Working within a design-build studio for the final semester of our architectural education, we have experienced a project in full from programming to construction. We have witnessed far more realities of our chosen profession than our fellow classmates who are limited by the virtual realities of their computers. The Design+Make motto is “ taking responsibility for design through making.” In addition to taking on the responsibility for design, we are taking responsibility for creating value for a client that cannot be replicated and forging new meaning that will initiate exploration. Many of us have had to wear multiple hats with little or no prior experience in order to turn our idea into a reality. Roles were given to insure completion of the project; Site Manager, Schedule Director, Budget Director, Client Liaison, Marketing Manager, Prototype Director, Shop/ Fabrication Managers, Construction Manager and Material Research and Management. Within these roles we have managed all aspects of a project from start to finish including schedule, budget and communication with clients, contractors and engineers. We have gained a new level of understanding for valuable communication skills and the complex nature of ‘staying on schedule and within the budget’. Having a design-build background can insure not only hands-on construction experience, but also involvement in the business side of architecture, a side that cannot be taught in a classroom. It is our job as architects to understand every aspect of the profession which has evolved into a business that requires additional professionals; engineers, contractors, subcontractors. Participating in a design-build experience will prepare students for this alternative side of the profession that is often overlooked in school.

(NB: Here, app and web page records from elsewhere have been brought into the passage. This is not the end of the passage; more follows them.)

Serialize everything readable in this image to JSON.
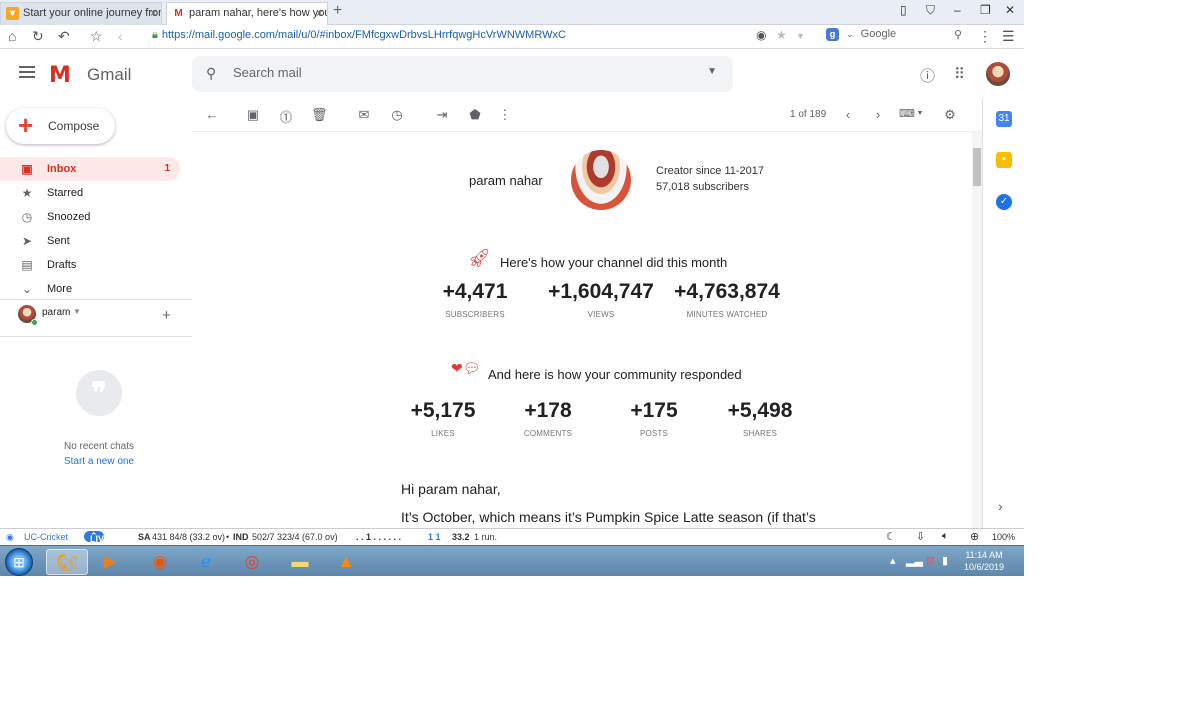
{
  "browser": {
    "tabs": [
      {
        "label": "Start your online journey from",
        "icon": "tab-favicon"
      },
      {
        "label": "param nahar, here's how your",
        "icon": "gmail-favicon"
      }
    ],
    "url": "https://mail.google.com/mail/u/0/#inbox/FMfcgxwDrbvsLHrrfqwgHcVrWNWMRWxC",
    "search_engine": "Google"
  },
  "gmail": {
    "product_name": "Gmail",
    "search_placeholder": "Search mail",
    "compose_label": "Compose",
    "nav": [
      {
        "label": "Inbox",
        "count": "1",
        "icon": "inbox-icon"
      },
      {
        "label": "Starred",
        "count": "",
        "icon": "star-icon"
      },
      {
        "label": "Snoozed",
        "count": "",
        "icon": "clock-icon"
      },
      {
        "label": "Sent",
        "count": "",
        "icon": "send-icon"
      },
      {
        "label": "Drafts",
        "count": "",
        "icon": "draft-icon"
      },
      {
        "label": "More",
        "count": "",
        "icon": "chevron-down-icon"
      }
    ],
    "chat_user": "param",
    "no_chats_text": "No recent chats",
    "start_new_text": "Start a new one",
    "pager_text": "1 of 189"
  },
  "email": {
    "channel_name": "param nahar",
    "creator_since": "Creator since 11-2017",
    "subscribers_text": "57,018 subscribers",
    "month_title": "Here's how your channel did this month",
    "month_stats": [
      {
        "value": "+4,471",
        "label": "SUBSCRIBERS"
      },
      {
        "value": "+1,604,747",
        "label": "VIEWS"
      },
      {
        "value": "+4,763,874",
        "label": "MINUTES WATCHED"
      }
    ],
    "community_title": "And here is how your community responded",
    "community_stats": [
      {
        "value": "+5,175",
        "label": "LIKES"
      },
      {
        "value": "+178",
        "label": "COMMENTS"
      },
      {
        "value": "+175",
        "label": "POSTS"
      },
      {
        "value": "+5,498",
        "label": "SHARES"
      }
    ],
    "greeting": "Hi param nahar,",
    "body_line": "It’s October, which means it’s Pumpkin Spice Latte season (if that’s"
  },
  "statusbar": {
    "app": "UC-Cricket",
    "live": "LIVE",
    "sa_label": "SA",
    "sa_score": "431 84/8 (33.2 ov)",
    "ind_label": "IND",
    "ind_score": "502/7 323/4 (67.0 ov)",
    "ball_seq": ". .  1 . . . . . .",
    "ball_extra": "1 1",
    "over": "33.2",
    "run_text": "1 run.",
    "zoom": "100%"
  },
  "taskbar": {
    "time": "11:14 AM",
    "date": "10/6/2019"
  },
  "colors": {
    "gmail_red": "#d93025",
    "inbox_active_bg": "#fce8e6",
    "link_blue": "#1a73e8"
  }
}
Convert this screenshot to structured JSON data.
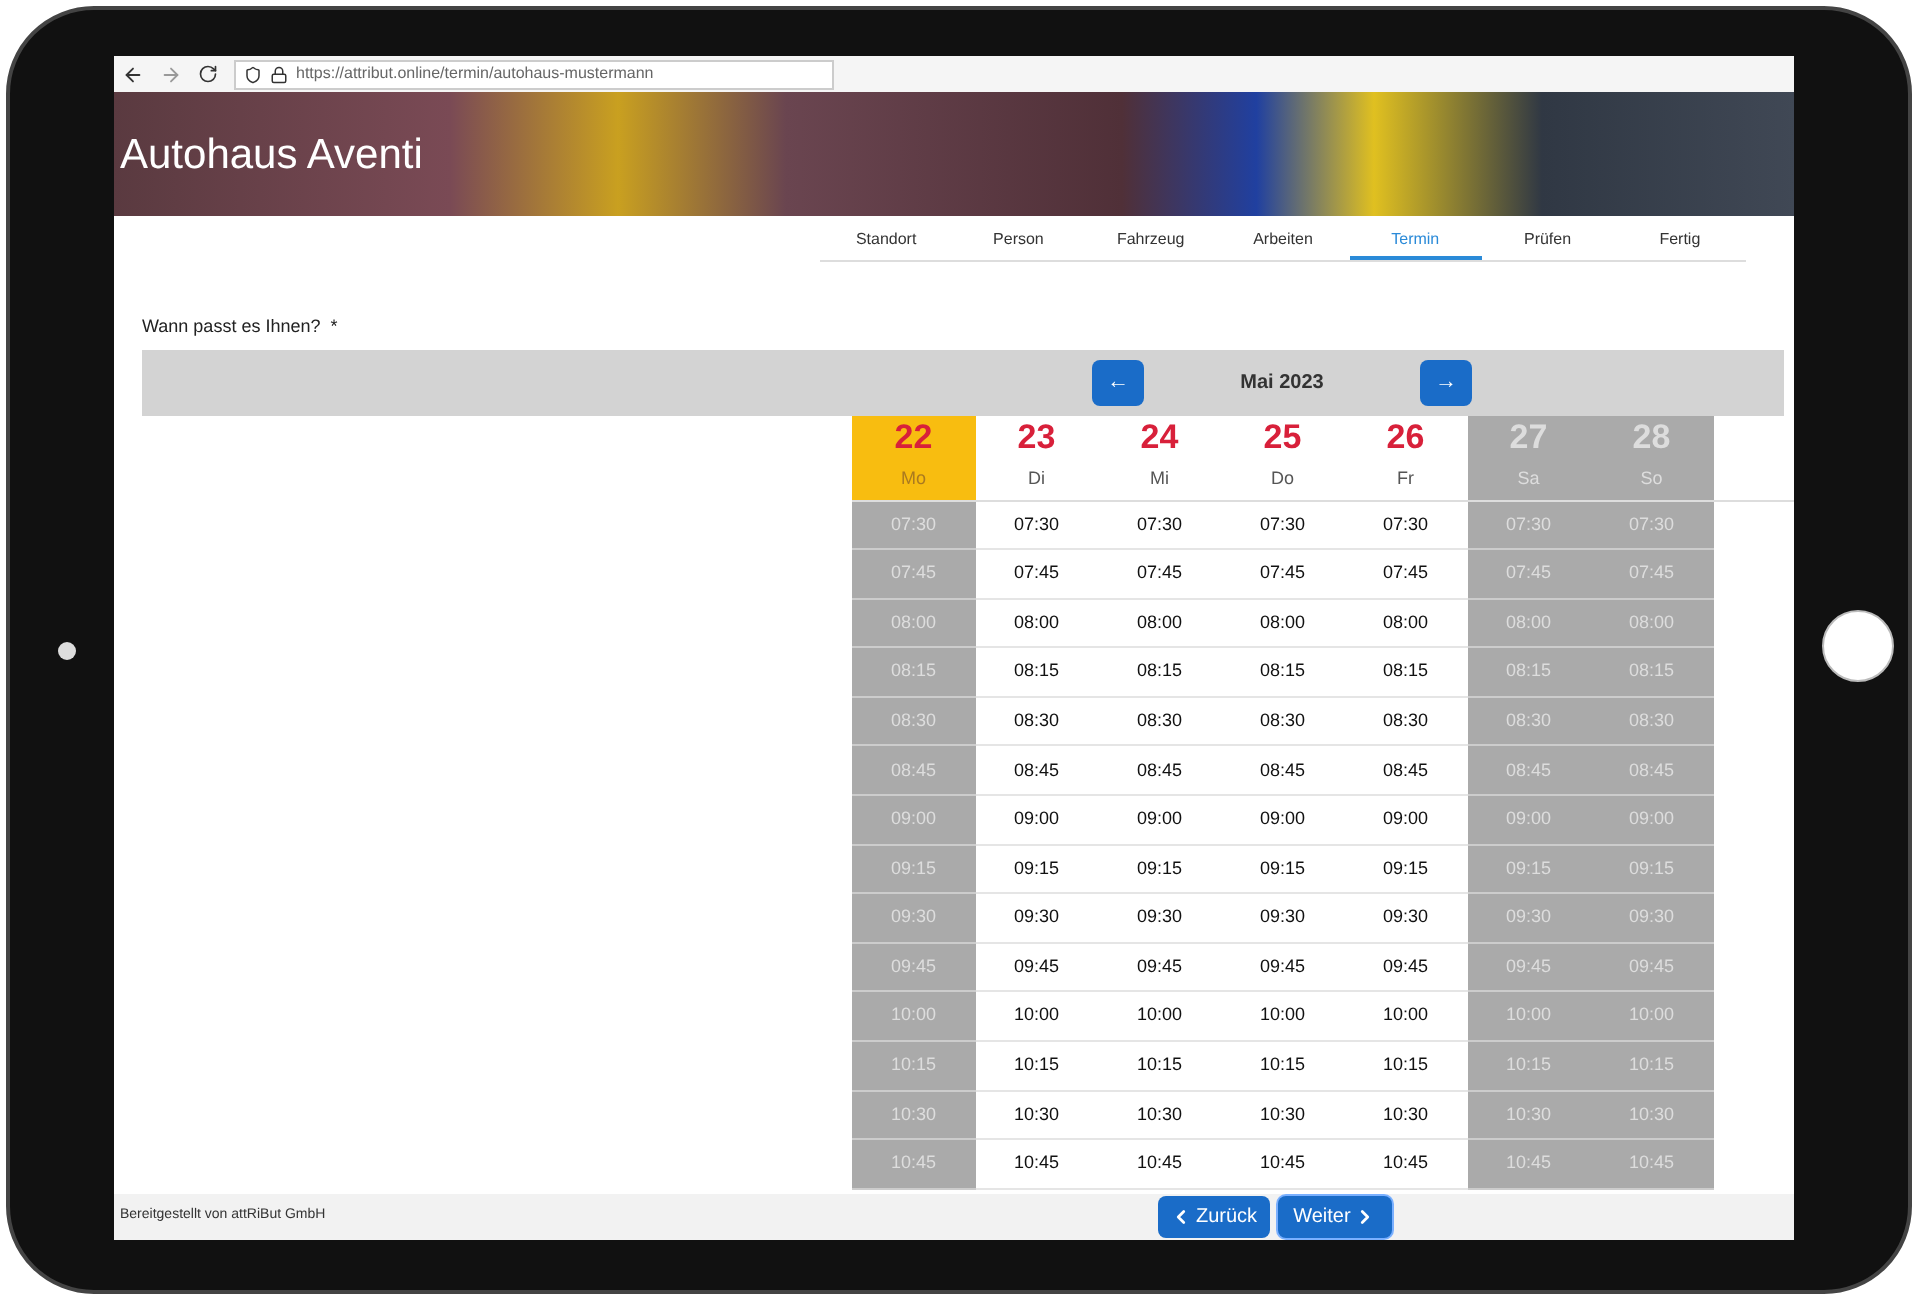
{
  "browser": {
    "url": "https://attribut.online/termin/autohaus-mustermann"
  },
  "header": {
    "title": "Autohaus Aventi"
  },
  "steps": [
    {
      "label": "Standort",
      "selected": false
    },
    {
      "label": "Person",
      "selected": false
    },
    {
      "label": "Fahrzeug",
      "selected": false
    },
    {
      "label": "Arbeiten",
      "selected": false
    },
    {
      "label": "Termin",
      "selected": true
    },
    {
      "label": "Prüfen",
      "selected": false
    },
    {
      "label": "Fertig",
      "selected": false
    }
  ],
  "question": "Wann passt es Ihnen?  *",
  "calendar": {
    "prev_icon": "←",
    "month": "Mai 2023",
    "next_icon": "→",
    "days": [
      {
        "date": "22",
        "weekday": "Mo",
        "selected": true,
        "available": false,
        "slots": [
          "07:30",
          "07:45",
          "08:00",
          "08:15",
          "08:30",
          "08:45",
          "09:00",
          "09:15",
          "09:30",
          "09:45",
          "10:00",
          "10:15",
          "10:30",
          "10:45"
        ]
      },
      {
        "date": "23",
        "weekday": "Di",
        "selected": false,
        "available": true,
        "slots": [
          "07:30",
          "07:45",
          "08:00",
          "08:15",
          "08:30",
          "08:45",
          "09:00",
          "09:15",
          "09:30",
          "09:45",
          "10:00",
          "10:15",
          "10:30",
          "10:45"
        ]
      },
      {
        "date": "24",
        "weekday": "Mi",
        "selected": false,
        "available": true,
        "slots": [
          "07:30",
          "07:45",
          "08:00",
          "08:15",
          "08:30",
          "08:45",
          "09:00",
          "09:15",
          "09:30",
          "09:45",
          "10:00",
          "10:15",
          "10:30",
          "10:45"
        ]
      },
      {
        "date": "25",
        "weekday": "Do",
        "selected": false,
        "available": true,
        "slots": [
          "07:30",
          "07:45",
          "08:00",
          "08:15",
          "08:30",
          "08:45",
          "09:00",
          "09:15",
          "09:30",
          "09:45",
          "10:00",
          "10:15",
          "10:30",
          "10:45"
        ]
      },
      {
        "date": "26",
        "weekday": "Fr",
        "selected": false,
        "available": true,
        "slots": [
          "07:30",
          "07:45",
          "08:00",
          "08:15",
          "08:30",
          "08:45",
          "09:00",
          "09:15",
          "09:30",
          "09:45",
          "10:00",
          "10:15",
          "10:30",
          "10:45"
        ]
      },
      {
        "date": "27",
        "weekday": "Sa",
        "selected": false,
        "available": false,
        "slots": [
          "07:30",
          "07:45",
          "08:00",
          "08:15",
          "08:30",
          "08:45",
          "09:00",
          "09:15",
          "09:30",
          "09:45",
          "10:00",
          "10:15",
          "10:30",
          "10:45"
        ]
      },
      {
        "date": "28",
        "weekday": "So",
        "selected": false,
        "available": false,
        "slots": [
          "07:30",
          "07:45",
          "08:00",
          "08:15",
          "08:30",
          "08:45",
          "09:00",
          "09:15",
          "09:30",
          "09:45",
          "10:00",
          "10:15",
          "10:30",
          "10:45"
        ]
      }
    ]
  },
  "footer": {
    "credit": "Bereitgestellt von attRiBut GmbH",
    "back": "Zurück",
    "next": "Weiter"
  }
}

The Design+Make Studio building the reality of their idea

“Perhaps, to the uninformed, it may appear unaccountable that a man should be able to retain in his memory such a variety of learning; but the close alliance with each other, of the different branches of science, will explain the difficulty.”

- Vitruvius


As architectural students we are pushed to understand deeply and absorb the immeasurable knowledge of man, nature and creation. But communication with allied professionals and craftspeople often overlooked in schooling is required to retain a variety of learning (5). As designers we are responsible for creating a multitude of built environments and as students we benefit from contemplating all skills required to realize architecture. Design-build projects provide a unified experience in the architectural profession and the evolution of design.

(1)  Pollio, Vitruvius, and M. H. Morgan. Vitruvius: The Ten Books on Architecture. New York: Dover Publications, 1960. Print.

(2)  Pollio.

(3)  "Design Dialogue: Brian MacKay-Lyons." Interview by Marie Zawistowski and Keith Zawistowski. Inform. Inform Magazine, 25

       Sept. 2014. Web. 17 Apr. 2016.

(4) Image: http://static.squarespace.com/static/517c27a1e4b065cfbf601402/t/52b0ec00e4b01e266a8f858d/1387326464997/archi

     ect-vs-contractor-vs-designer.jpg

(5)  Pollio.

 

 

 

 

Bibliography

 

"Design Dialogue: Brian MacKay-Lyons." Interview by Marie Zawistowski and Keith Zawistowski. Inform. Inform Magazine, 25 Sept. 2014. Web. 17 Apr. 2016.


Pollio, Vitruvius, and M. H. Morgan. Vitruvius: The Ten Books on Architecture. New York: Dover Publications, 1960. Print.

 

 

Written by Sevrin Scarcelli